## Information

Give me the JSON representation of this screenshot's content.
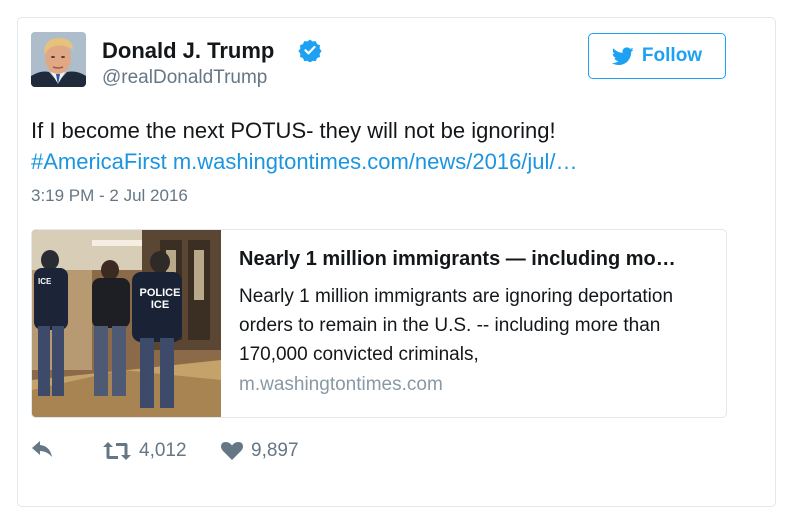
{
  "user": {
    "name": "Donald J. Trump",
    "handle": "@realDonaldTrump",
    "verified": true
  },
  "follow_button": {
    "label": "Follow",
    "icon": "twitter-bird-icon",
    "color": "#1da1f2"
  },
  "tweet": {
    "text": "If I become the next POTUS- they will not be ignoring!",
    "hashtag": "#AmericaFirst",
    "link": "m.washingtontimes.com/news/2016/jul/…",
    "timestamp": "3:19 PM - 2 Jul 2016"
  },
  "link_card": {
    "title": "Nearly 1 million immigrants — including mo…",
    "description": "Nearly 1 million immigrants are ignoring deportation orders to remain in the U.S. -- including more than 170,000 convicted criminals,",
    "domain": "m.washingtontimes.com",
    "image_labels": {
      "left_badge": "ICE",
      "vest_line1": "POLICE",
      "vest_line2": "ICE"
    }
  },
  "actions": {
    "reply_icon": "reply-icon",
    "retweet_icon": "retweet-icon",
    "retweet_count": "4,012",
    "like_icon": "heart-icon",
    "like_count": "9,897"
  },
  "colors": {
    "link": "#1b95e0",
    "muted": "#657786",
    "border": "#e1e8ed"
  }
}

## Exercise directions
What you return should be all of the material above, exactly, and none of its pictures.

## Task result
Give me the JSON representation of this screenshot's content.
{
  "user": {
    "name": "Donald J. Trump",
    "handle": "@realDonaldTrump",
    "verified": true
  },
  "follow_button": {
    "label": "Follow",
    "icon": "twitter-bird-icon",
    "color": "#1da1f2"
  },
  "tweet": {
    "text": "If I become the next POTUS- they will not be ignoring!",
    "hashtag": "#AmericaFirst",
    "link": "m.washingtontimes.com/news/2016/jul/…",
    "timestamp": "3:19 PM - 2 Jul 2016"
  },
  "link_card": {
    "title": "Nearly 1 million immigrants — including mo…",
    "description": "Nearly 1 million immigrants are ignoring deportation orders to remain in the U.S. -- including more than 170,000 convicted criminals,",
    "domain": "m.washingtontimes.com",
    "image_labels": {
      "left_badge": "ICE",
      "vest_line1": "POLICE",
      "vest_line2": "ICE"
    }
  },
  "actions": {
    "reply_icon": "reply-icon",
    "retweet_icon": "retweet-icon",
    "retweet_count": "4,012",
    "like_icon": "heart-icon",
    "like_count": "9,897"
  },
  "colors": {
    "link": "#1b95e0",
    "muted": "#657786",
    "border": "#e1e8ed"
  }
}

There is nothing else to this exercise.